Output the data unchanged and complete, minus the images.
Material supplied section start
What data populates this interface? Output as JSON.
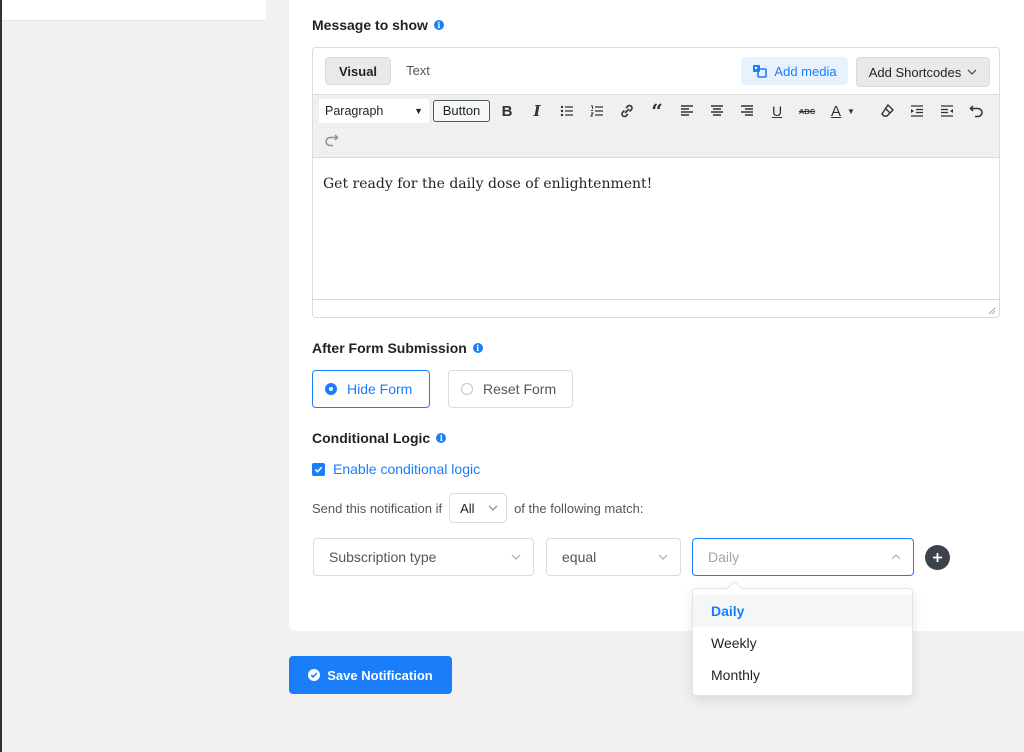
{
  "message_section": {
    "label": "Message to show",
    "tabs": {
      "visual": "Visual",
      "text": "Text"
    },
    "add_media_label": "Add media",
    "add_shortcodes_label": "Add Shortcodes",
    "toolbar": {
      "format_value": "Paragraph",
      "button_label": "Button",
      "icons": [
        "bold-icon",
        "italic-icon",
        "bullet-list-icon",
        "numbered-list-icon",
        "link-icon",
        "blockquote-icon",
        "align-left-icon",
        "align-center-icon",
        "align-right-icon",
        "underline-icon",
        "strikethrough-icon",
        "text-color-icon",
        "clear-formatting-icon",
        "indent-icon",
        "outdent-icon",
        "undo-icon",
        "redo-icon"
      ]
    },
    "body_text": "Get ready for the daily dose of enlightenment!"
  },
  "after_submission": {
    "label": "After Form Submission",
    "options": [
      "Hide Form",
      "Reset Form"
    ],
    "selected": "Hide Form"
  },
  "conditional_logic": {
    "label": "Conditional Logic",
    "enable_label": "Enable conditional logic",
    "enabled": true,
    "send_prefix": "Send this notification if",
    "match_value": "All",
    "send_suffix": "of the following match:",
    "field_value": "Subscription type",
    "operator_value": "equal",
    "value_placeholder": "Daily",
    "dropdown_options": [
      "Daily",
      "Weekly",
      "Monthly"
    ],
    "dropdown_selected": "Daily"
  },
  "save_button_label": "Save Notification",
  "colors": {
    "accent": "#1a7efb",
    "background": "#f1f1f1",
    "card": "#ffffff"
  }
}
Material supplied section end
Response to the task =>
What data populates this interface? Output as JSON.
{
  "message_section": {
    "label": "Message to show",
    "tabs": {
      "visual": "Visual",
      "text": "Text"
    },
    "add_media_label": "Add media",
    "add_shortcodes_label": "Add Shortcodes",
    "toolbar": {
      "format_value": "Paragraph",
      "button_label": "Button",
      "icons": [
        "bold-icon",
        "italic-icon",
        "bullet-list-icon",
        "numbered-list-icon",
        "link-icon",
        "blockquote-icon",
        "align-left-icon",
        "align-center-icon",
        "align-right-icon",
        "underline-icon",
        "strikethrough-icon",
        "text-color-icon",
        "clear-formatting-icon",
        "indent-icon",
        "outdent-icon",
        "undo-icon",
        "redo-icon"
      ]
    },
    "body_text": "Get ready for the daily dose of enlightenment!"
  },
  "after_submission": {
    "label": "After Form Submission",
    "options": [
      "Hide Form",
      "Reset Form"
    ],
    "selected": "Hide Form"
  },
  "conditional_logic": {
    "label": "Conditional Logic",
    "enable_label": "Enable conditional logic",
    "enabled": true,
    "send_prefix": "Send this notification if",
    "match_value": "All",
    "send_suffix": "of the following match:",
    "field_value": "Subscription type",
    "operator_value": "equal",
    "value_placeholder": "Daily",
    "dropdown_options": [
      "Daily",
      "Weekly",
      "Monthly"
    ],
    "dropdown_selected": "Daily"
  },
  "save_button_label": "Save Notification",
  "colors": {
    "accent": "#1a7efb",
    "background": "#f1f1f1",
    "card": "#ffffff"
  }
}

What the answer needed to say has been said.